- The spin-out should be guided (and mandated as necessary) by well-crafted regulation combined with ongoing adaptation. Regulators should define, enforce, and evolve basic guardrails on the APIs, protocols, and related practices, and circuit breakers on both sides — and continually monitor and evolve that.
- Such structural changes alone would at least partially decouple filtering from the perverse effects of the ad model. However, as noted above, regulation may be needed to address that more forcefully by mandates (or taxes) that drive a shift to user-based revenue. A survey of some notable proposals for a Digital Regulatory Agency, as well as suggestions of what we should regulate for, not just against, is in an earlier piece of mine, Regulating our Platforms– A Deeper Vision.
- The structural changes creating an open market would also motivate the new filtering middleware services to devise user interfaces and new algorithms to better provide value to users.
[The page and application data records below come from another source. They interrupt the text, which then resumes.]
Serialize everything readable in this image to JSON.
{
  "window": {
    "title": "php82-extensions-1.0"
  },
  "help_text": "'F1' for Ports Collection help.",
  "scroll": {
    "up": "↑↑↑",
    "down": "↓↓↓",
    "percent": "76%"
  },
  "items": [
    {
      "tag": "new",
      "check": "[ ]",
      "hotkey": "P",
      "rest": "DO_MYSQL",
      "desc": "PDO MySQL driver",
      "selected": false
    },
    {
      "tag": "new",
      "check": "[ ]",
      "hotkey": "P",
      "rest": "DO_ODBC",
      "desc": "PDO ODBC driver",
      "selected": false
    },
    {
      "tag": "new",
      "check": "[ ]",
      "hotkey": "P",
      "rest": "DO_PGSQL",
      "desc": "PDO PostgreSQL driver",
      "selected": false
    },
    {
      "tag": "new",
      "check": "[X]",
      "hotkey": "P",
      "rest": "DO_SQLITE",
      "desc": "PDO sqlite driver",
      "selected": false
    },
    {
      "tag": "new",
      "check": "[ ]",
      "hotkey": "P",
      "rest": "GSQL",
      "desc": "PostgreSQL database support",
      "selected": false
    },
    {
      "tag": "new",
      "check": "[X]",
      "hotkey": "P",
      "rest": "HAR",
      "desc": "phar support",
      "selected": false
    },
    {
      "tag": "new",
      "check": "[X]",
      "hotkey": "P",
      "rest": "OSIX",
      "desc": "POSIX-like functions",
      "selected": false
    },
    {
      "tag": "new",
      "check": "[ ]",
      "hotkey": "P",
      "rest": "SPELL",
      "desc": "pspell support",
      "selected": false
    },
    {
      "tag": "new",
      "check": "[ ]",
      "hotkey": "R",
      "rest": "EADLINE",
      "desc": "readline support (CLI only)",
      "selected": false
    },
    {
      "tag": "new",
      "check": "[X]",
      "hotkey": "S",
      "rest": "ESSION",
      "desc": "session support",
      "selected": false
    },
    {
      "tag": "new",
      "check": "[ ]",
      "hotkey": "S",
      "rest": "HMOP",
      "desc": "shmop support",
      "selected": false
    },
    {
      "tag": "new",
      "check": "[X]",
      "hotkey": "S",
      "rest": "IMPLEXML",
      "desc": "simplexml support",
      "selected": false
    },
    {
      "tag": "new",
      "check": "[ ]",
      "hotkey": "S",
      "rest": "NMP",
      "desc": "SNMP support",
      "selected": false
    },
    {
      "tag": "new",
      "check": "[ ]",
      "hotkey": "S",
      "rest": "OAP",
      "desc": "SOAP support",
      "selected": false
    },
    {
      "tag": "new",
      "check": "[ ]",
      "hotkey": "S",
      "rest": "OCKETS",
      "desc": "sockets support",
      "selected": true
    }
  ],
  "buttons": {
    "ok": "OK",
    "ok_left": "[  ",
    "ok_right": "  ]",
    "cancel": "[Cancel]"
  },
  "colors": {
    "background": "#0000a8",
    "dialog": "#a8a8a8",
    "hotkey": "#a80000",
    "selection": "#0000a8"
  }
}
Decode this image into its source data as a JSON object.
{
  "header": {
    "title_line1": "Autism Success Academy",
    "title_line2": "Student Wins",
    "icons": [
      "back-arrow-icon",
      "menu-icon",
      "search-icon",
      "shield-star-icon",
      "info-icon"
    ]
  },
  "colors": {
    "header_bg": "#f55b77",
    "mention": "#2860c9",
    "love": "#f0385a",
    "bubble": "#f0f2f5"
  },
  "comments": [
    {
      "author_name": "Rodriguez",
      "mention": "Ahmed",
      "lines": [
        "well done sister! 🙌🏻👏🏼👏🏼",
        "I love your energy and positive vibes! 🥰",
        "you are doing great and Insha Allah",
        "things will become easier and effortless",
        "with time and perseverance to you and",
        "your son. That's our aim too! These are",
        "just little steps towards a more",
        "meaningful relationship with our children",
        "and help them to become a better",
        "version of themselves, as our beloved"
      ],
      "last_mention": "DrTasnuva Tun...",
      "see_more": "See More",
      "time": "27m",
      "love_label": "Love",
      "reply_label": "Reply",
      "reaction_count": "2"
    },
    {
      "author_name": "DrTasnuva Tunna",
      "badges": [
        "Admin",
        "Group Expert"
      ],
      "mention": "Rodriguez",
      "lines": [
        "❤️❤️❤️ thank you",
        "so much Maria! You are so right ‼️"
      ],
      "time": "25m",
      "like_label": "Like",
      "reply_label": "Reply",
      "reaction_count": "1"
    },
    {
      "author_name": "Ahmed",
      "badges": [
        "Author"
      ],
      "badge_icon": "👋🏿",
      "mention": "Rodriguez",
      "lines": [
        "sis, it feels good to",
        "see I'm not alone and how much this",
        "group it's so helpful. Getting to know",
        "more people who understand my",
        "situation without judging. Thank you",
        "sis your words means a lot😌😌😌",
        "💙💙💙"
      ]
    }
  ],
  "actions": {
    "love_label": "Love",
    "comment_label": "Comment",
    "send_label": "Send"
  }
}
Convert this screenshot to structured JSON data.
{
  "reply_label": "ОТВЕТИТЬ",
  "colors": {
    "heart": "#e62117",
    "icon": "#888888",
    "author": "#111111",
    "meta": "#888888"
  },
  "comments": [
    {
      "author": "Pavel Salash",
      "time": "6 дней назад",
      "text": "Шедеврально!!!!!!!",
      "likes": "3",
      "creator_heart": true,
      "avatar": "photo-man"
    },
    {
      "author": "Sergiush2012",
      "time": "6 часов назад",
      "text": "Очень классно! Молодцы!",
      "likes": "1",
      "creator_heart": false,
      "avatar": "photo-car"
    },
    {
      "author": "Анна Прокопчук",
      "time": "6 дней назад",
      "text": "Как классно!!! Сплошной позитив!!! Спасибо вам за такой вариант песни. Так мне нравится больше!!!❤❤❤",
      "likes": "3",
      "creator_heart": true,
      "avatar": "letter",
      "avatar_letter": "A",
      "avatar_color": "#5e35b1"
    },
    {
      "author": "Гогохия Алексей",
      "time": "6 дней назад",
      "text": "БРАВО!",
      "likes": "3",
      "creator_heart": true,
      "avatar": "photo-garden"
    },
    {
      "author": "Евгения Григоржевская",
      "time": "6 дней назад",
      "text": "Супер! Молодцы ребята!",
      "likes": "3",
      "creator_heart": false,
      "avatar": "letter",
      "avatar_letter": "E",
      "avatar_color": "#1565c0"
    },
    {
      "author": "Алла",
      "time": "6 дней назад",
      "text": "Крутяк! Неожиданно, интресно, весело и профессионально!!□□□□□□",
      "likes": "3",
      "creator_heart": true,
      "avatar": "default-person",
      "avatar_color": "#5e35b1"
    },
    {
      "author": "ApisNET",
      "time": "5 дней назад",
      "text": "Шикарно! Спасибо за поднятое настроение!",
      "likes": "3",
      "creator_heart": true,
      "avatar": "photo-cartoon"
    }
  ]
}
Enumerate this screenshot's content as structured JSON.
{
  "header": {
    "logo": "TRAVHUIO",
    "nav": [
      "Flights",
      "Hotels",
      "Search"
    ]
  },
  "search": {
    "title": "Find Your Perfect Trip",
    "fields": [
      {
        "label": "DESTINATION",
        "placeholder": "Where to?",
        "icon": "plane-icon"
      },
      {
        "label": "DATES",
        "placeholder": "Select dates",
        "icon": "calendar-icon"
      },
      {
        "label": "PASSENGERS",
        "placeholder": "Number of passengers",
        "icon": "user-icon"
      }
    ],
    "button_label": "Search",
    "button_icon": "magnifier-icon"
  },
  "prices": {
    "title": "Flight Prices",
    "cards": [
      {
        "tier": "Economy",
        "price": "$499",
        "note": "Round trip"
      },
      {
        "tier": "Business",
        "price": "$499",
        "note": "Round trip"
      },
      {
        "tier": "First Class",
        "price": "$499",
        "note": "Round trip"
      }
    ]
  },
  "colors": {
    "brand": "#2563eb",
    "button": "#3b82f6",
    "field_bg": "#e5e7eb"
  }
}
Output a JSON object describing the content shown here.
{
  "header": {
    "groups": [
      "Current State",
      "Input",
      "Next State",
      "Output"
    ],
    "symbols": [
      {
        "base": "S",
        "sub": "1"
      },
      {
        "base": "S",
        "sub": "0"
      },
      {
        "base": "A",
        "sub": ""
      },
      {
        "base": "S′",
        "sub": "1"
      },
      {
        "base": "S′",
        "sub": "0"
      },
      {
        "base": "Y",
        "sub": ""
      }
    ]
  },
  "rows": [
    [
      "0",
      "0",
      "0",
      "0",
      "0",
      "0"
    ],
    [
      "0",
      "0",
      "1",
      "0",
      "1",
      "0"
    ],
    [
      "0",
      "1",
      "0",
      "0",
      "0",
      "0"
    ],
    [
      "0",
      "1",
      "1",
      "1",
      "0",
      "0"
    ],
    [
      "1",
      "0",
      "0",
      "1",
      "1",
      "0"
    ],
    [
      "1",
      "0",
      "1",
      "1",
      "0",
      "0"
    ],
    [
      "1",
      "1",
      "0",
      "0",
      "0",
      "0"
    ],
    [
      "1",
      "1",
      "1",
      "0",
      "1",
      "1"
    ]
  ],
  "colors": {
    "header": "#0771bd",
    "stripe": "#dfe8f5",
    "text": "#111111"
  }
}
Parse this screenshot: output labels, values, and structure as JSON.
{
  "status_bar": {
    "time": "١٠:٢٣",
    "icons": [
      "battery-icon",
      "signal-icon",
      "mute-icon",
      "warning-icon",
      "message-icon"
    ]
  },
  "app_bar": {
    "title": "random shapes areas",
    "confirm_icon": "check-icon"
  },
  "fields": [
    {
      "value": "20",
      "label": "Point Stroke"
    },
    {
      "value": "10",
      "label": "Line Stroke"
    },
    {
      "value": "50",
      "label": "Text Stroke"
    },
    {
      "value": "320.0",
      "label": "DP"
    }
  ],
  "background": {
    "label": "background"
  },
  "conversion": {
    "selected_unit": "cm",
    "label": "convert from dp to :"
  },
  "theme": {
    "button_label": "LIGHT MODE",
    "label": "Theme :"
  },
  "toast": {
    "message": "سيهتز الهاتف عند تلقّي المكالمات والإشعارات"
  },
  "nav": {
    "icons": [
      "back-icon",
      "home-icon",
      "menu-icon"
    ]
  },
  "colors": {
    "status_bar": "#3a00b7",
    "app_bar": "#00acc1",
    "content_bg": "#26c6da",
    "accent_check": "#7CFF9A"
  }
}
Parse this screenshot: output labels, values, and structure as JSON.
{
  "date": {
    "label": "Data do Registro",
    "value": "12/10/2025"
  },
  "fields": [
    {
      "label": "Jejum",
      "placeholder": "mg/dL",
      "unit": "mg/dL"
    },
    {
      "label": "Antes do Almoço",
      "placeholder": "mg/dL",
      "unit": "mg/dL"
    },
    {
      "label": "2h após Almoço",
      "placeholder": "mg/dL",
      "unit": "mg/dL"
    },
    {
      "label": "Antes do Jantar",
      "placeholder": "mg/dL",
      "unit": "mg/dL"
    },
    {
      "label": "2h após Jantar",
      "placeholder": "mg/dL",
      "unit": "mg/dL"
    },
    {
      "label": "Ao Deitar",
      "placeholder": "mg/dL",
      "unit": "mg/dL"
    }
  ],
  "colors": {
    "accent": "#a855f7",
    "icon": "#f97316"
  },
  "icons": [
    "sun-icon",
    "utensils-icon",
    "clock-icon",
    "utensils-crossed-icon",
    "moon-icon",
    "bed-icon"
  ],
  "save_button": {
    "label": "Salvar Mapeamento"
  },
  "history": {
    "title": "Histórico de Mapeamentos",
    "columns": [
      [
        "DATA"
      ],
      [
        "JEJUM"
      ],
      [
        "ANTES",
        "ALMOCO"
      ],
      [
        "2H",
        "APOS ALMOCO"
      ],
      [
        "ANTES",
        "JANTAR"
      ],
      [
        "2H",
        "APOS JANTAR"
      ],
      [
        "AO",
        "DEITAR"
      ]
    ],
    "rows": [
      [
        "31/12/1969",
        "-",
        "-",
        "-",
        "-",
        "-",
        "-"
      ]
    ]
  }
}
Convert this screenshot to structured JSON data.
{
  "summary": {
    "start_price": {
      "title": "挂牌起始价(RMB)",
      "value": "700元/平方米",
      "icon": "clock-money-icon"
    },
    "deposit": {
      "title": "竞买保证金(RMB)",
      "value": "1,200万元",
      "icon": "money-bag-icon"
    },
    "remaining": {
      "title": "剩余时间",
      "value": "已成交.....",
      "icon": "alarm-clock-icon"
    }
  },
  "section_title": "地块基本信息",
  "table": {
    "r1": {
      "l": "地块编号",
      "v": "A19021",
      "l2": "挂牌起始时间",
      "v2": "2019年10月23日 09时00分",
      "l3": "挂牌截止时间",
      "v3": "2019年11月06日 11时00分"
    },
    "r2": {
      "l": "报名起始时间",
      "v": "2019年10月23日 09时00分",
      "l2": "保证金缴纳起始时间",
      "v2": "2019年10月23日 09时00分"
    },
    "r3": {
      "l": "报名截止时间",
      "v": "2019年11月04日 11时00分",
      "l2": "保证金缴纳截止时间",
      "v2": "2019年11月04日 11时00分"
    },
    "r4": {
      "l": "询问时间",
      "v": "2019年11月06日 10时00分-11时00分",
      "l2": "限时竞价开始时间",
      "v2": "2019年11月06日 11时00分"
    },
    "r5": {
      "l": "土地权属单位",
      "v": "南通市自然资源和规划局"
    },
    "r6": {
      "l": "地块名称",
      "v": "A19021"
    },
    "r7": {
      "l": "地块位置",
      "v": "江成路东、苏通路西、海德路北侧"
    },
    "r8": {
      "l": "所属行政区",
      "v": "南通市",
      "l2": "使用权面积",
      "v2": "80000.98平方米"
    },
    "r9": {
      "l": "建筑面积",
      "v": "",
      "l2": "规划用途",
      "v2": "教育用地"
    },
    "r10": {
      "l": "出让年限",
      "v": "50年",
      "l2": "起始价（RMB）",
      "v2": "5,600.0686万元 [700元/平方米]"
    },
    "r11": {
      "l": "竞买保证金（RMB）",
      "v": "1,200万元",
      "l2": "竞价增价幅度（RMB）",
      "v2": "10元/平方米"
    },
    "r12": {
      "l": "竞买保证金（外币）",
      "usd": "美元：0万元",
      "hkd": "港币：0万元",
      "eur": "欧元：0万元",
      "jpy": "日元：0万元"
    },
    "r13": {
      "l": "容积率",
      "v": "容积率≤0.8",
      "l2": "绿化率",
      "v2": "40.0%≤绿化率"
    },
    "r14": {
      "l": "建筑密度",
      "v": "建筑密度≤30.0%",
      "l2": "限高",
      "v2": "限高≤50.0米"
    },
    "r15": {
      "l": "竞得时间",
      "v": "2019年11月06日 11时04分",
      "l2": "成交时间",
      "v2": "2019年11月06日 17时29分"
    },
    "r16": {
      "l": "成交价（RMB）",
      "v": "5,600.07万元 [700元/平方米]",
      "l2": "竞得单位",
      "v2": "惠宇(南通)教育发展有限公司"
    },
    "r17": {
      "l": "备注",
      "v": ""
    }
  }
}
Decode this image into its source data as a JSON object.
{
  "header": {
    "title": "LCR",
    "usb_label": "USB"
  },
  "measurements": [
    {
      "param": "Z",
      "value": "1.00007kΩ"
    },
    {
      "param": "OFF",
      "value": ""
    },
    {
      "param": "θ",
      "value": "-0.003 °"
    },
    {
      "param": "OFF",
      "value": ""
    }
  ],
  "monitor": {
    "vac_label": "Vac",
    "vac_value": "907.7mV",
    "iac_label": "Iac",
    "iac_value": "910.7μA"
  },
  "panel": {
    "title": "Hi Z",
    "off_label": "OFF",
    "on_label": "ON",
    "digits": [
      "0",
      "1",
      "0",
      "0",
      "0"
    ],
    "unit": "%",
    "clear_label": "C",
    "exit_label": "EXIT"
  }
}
The framework for reputation-based algorithms outlined above is more fully explained in The Augmented Wisdom of Crowds: Rate the Raters and Weight the Ratings.
- A new digital agency could also address the many other desirable objectives of Big Tech platform regulation, including consumer privacy, data usage, and human rights, standards and processes to remove clearly impermissible content, and limits on anticompetitive behavior, as well as Big Tech oligopoly issues beyond social media, such as search (Google) and retail (Amazon).
- Such an agency might also oversee development toward a more open, protocol-based architecture.
We need to move beyond “understanding and governing 21st-century technologies with a 20th-century mindset and 19th-century institutions”, as the World Economic Forum’s Klaus Schwab once argued. That echoes management theorist Peter Drucker’s insight that “The greatest danger in times of turbulence is not the turbulence, it is to act with yesterday’s logic.” Today’s logic must recognize the need for and power of algorithmic filters, and that we, the people, must control our personal filters. It is possible to reimagine social media as a pro-democratic force for the century ahead — but only if we are willing to do the hard work of re-engineering the platforms to give users the freedom to manage the flow of information as they see fit. As our marketplace of ideas accelerates at Internet speed, it is best served by a marketplace of filters.
Richard Reisman is President and founder of Teleshuttle Corporation, and has managed and consulted for businesses of all sizes, developed pioneering online services, and holds over 50 patents licensed by over 200 companies to serve billions of users. His book, FairPay: Adaptively Win-Win Customer Relationships, and blog, FairPayZone.com, introduce a new customer-value-first revenue strategy for digital services that was described in Harvard Business Review. His other blog, SmartlyIntertwingled.com, takes a human-centered view of digital services and tech policy.